Is there a more colorful culture than that of the Spanish? From the joyful fiestas to the lively religious feast days, the Spanish sure know how to celebrate! And with so many holidays in their calendar, it's not exactly a surprise! If you're lucky enough to be in Spain during any or all of these holidays, you'll get a good glimpse of what the Spanish are really like. How the venerate a special day. How they pay tribute to a historic event. And how they practice their religion. The more you know about Spain's public holidays, the more you'll get to know the Spanish.
Pascua Militar (January 6)
Translated as 'Military Easter,' 'Pascua Militar
' is one of the most important national holidays in Spain. A day to pay tribute to the country's armed forces, it's mostly celebrated in Madrid. The monarch would review the troops at the courtyard of the Royal Palace and reward the notable military officers who've exemplified greatness in their positions. And it often follows with a grand military parade in the capital city. But don't think Madrid is the only place where it's celebrated. Other parts of Spain also pay tribute to the military in their own ways during this holiday, the most common of which is, of course, a fiesta
Easter Monday (Every March or April)
Similarly to France
, the UK
, and other European countries, Spain also celebrates Easter Monday. It's an extra free day right after Easter Sunday where families get to spend more time with each other before going back to work/school the next day. Held every March or April—whenever Easter Sunday is for the year—most Spanish banks
, government offices, schools, and more are closed. Families would hear mass early in the morning, with the elders often sticking around for further novena prayers and special services, and end the day with a grand fiesta. It will feel like Easter Sunday—or even Christmas!—all over again!
Labor Day (May 1)
Working in Spain
can be hectic. Though it doesn't have the biggest job market
in the world, it does have a strong corporate infrastructure, leading many to move here for work. And all those working in Spain deserve a holiday, right? Well, thank goodness for Labor Day! Celebrated every May 1, this one free day is for all the professional employees that help keep the country going. May go out during this day, whether drinking the finest wine
, eating the best Spanish dishes, watching football at a bar
, and many more! The sky's the limit for this one day off!
Assumption Day (August 15)
The Virgin Mary is one of the most important figures in the Roman Catholic faith in Spain. The Spanish are very keen on venerating the 'Mother of God,' which is why kids are taught to pray the Rosary at an early age. And it's also why the feast day of her Assumption is another important holiday in the Spanish calendar. A major festival in the country, most people celebrate it by holding processions in their respective communities. It's a sight to behold seeing statues of the Blessed Virgin, clad in ornate Spanish-style clothing, being paraded on in the beautiful streets of Madrid, Barcelona, Malaga, and more!

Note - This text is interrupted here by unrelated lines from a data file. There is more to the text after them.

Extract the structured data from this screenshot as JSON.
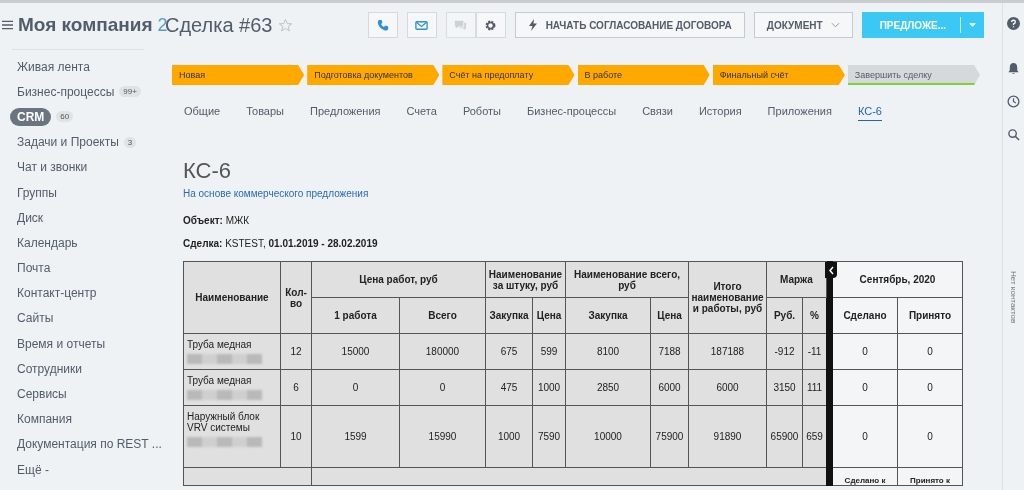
{
  "header": {
    "company": "Моя компания",
    "company_counter": "2",
    "title": "Сделка #63",
    "buttons": [
      {
        "kind": "phone"
      },
      {
        "kind": "mail"
      },
      {
        "kind": "chat",
        "disabled": true
      },
      {
        "kind": "gear"
      },
      {
        "kind": "text",
        "label": "НАЧАТЬ СОГЛАСОВАНИЕ ДОГОВОРА"
      },
      {
        "kind": "dropdown",
        "label": "ДОКУМЕНТ"
      },
      {
        "kind": "split",
        "label": "ПРЕДЛОЖЕ..."
      }
    ]
  },
  "sidebar": {
    "items": [
      {
        "label": "Живая лента",
        "selected": false
      },
      {
        "label": "Бизнес-процессы",
        "counter": "99+",
        "selected": false
      },
      {
        "label": "CRM",
        "counter": "60",
        "selected": true
      },
      {
        "label": "Задачи и Проекты",
        "counter": "3",
        "selected": false
      },
      {
        "label": "Чат и звонки",
        "selected": false
      },
      {
        "label": "Группы",
        "selected": false
      },
      {
        "label": "Диск",
        "selected": false
      },
      {
        "label": "Календарь",
        "selected": false
      },
      {
        "label": "Почта",
        "selected": false
      },
      {
        "label": "Контакт-центр",
        "selected": false
      },
      {
        "label": "Сайты",
        "selected": false
      },
      {
        "label": "Время и отчеты",
        "selected": false
      },
      {
        "label": "Сотрудники",
        "selected": false
      },
      {
        "label": "Сервисы",
        "selected": false
      },
      {
        "label": "Компания",
        "selected": false
      },
      {
        "label": "Документация по REST ...",
        "selected": false
      },
      {
        "label": "Ещё -",
        "selected": false
      }
    ]
  },
  "stages": [
    {
      "label": "Новая",
      "done": true
    },
    {
      "label": "Подготовка документов",
      "done": true
    },
    {
      "label": "Счёт на предоплату",
      "done": true
    },
    {
      "label": "В работе",
      "done": true
    },
    {
      "label": "Финальный счёт",
      "done": true
    },
    {
      "label": "Завершить сделку",
      "done": false
    }
  ],
  "tabs": [
    {
      "label": "Общие",
      "selected": false
    },
    {
      "label": "Товары",
      "selected": false
    },
    {
      "label": "Предложения",
      "selected": false
    },
    {
      "label": "Счета",
      "selected": false
    },
    {
      "label": "Роботы",
      "selected": false
    },
    {
      "label": "Бизнес-процессы",
      "selected": false
    },
    {
      "label": "Связи",
      "selected": false
    },
    {
      "label": "История",
      "selected": false
    },
    {
      "label": "Приложения",
      "selected": false
    },
    {
      "label": "КС-6",
      "selected": true
    }
  ],
  "document": {
    "title": "КС-6",
    "subtitle_link": "На основе коммерческого предложения",
    "object_label": "Объект:",
    "object_value": "МЖК",
    "deal_label": "Сделка:",
    "deal_value": "KSTEST,",
    "deal_dates": "01.01.2019 - 28.02.2019"
  },
  "table": {
    "header_top": [
      "Наименование",
      "Кол-во",
      "Цена работ, руб",
      "Наименование за штуку, руб",
      "Наименование всего, руб",
      "Итого наименование и работы, руб",
      "Маржа"
    ],
    "header_sub": [
      "1 работа",
      "Всего",
      "Закупка",
      "Цена",
      "Закупка",
      "Цена",
      "Руб.",
      "%"
    ],
    "period": "Сентябрь, 2020",
    "period_sub": [
      "Сделано",
      "Принято"
    ],
    "rows": [
      {
        "cells": [
          "Труба медная",
          "12",
          "15000",
          "180000",
          "675",
          "599",
          "8100",
          "7188",
          "187188",
          "-912",
          "-11"
        ],
        "period_cells": [
          "0",
          "0"
        ]
      },
      {
        "cells": [
          "Труба медная",
          "6",
          "0",
          "0",
          "475",
          "1000",
          "2850",
          "6000",
          "6000",
          "3150",
          "111"
        ],
        "period_cells": [
          "0",
          "0"
        ]
      },
      {
        "cells": [
          "Наружный блок VRV системы",
          "10",
          "1599",
          "15990",
          "1000",
          "7590",
          "10000",
          "75900",
          "91890",
          "65900",
          "659"
        ],
        "period_cells": [
          "0",
          "0"
        ]
      }
    ],
    "footer_period_cells": [
      "Сделано к",
      "Принято к"
    ]
  },
  "right_panel": {
    "empty_text": "Нет контактов"
  }
}
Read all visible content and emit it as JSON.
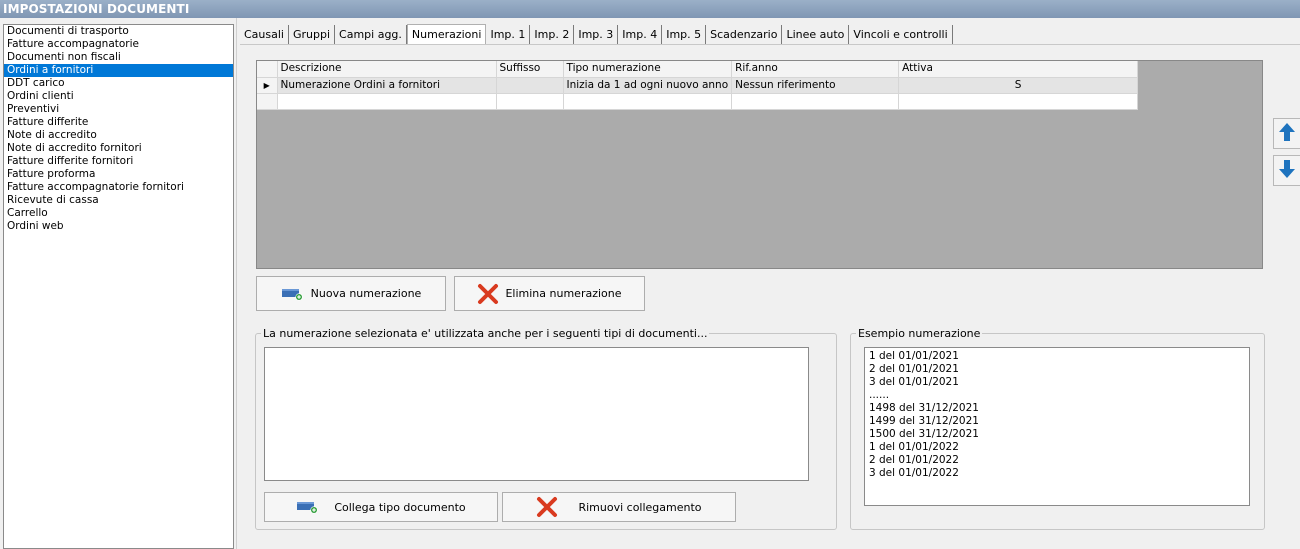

Fiesta Nacional de España (October 12)
According to Spanish law, October 12 'symbolizes the historical anniversary in which Spain, about to conclude a process of State construction based on our cultural and political plurality, and the integration of the kingdoms of Spain into the same monarchy begins a period of linguistic and cultural projection beyond European limits.' And so when this day arrived every year, the county celebrates it as the 'Fiesta Nacional de España
.' While the US as the 4th of July and France has Bastille Day, Spain considers this day as the holiday to show one's patriotism and respect to the Spanish crown.
Constitution Day (December 6)
On December 6, 1978, the current constitution of Spain was formed. And so every year, the country takes the day off during this day to celebrate that momentous event. Ironically enough, many government offices stay closed on this holiday and most people hold fiestas left and right. At night, expect people to drink and eat to their hearts' content, most especially since this is one of the very few days where they get to let loose and have fun. Meanwhile, kids don't have to go to school and spend some time with their parents for the perfect family day.
Many people think that the Spanish are too laid back a people. Well, that's probably because the country has many public holidays wherein they get to take a break from work/school, spend quality time with family, and simply celebrate the fact that they're alive!
It's always better to celebrate a fiesta
when you're staying in a luxury home
! That's the way to go here in Spain!